Top of Data excerpts

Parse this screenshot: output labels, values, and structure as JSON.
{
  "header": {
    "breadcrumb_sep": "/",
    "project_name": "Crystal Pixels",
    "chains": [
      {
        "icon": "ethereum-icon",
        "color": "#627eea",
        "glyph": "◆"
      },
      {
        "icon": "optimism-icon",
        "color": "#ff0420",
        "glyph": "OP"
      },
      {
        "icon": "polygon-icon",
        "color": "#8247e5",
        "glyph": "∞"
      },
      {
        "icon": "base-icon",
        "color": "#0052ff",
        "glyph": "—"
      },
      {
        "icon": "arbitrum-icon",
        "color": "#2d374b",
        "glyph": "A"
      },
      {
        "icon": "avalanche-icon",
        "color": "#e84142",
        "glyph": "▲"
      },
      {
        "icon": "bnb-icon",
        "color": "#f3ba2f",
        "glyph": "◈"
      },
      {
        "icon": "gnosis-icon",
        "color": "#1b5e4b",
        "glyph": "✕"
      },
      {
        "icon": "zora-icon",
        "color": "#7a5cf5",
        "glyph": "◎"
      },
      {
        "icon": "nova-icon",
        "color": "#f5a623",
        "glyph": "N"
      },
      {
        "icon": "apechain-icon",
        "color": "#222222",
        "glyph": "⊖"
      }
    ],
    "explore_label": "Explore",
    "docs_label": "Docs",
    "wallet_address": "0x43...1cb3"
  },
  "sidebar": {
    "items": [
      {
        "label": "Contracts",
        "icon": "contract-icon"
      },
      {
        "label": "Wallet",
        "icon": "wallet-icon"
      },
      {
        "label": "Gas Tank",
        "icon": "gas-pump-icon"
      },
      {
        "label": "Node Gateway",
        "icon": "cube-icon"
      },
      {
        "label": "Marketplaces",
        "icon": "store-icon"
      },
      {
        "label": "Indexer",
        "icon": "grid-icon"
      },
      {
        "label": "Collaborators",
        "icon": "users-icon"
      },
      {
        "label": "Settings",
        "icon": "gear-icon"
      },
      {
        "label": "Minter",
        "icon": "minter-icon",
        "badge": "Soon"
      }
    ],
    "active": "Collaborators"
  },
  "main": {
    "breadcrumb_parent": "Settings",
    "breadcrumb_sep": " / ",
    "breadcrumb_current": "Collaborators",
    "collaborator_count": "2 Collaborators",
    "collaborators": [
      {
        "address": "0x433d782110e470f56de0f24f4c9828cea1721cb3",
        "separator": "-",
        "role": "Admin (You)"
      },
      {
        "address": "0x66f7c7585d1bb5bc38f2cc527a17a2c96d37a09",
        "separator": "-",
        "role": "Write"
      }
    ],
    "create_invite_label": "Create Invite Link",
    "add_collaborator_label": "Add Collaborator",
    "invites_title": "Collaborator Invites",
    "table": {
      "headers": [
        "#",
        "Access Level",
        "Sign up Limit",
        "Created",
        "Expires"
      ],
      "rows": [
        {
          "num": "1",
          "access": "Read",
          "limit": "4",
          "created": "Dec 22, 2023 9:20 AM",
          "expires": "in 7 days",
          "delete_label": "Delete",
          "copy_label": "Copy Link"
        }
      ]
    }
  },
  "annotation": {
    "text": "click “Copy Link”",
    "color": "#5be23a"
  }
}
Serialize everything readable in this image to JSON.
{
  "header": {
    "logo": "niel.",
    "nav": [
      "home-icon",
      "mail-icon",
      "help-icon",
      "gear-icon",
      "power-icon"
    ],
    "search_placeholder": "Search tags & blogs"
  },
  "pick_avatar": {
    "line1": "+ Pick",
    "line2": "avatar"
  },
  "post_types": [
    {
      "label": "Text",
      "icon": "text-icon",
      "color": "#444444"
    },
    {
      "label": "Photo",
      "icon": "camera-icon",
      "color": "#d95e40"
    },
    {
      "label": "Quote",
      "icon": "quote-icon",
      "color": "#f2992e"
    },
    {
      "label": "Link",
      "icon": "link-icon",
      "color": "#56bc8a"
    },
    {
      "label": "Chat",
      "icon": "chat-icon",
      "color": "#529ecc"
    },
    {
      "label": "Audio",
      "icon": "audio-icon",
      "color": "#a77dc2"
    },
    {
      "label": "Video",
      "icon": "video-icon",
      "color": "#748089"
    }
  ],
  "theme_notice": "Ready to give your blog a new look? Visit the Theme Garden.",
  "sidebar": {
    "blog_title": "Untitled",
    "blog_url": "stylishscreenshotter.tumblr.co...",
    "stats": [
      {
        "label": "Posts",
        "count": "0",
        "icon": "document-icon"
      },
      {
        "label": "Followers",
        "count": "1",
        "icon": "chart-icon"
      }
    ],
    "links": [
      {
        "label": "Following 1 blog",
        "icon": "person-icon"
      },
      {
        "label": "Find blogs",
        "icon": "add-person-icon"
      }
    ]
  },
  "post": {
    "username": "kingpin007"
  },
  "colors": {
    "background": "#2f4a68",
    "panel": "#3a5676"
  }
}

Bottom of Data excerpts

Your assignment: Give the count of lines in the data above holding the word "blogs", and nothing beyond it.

Result: 2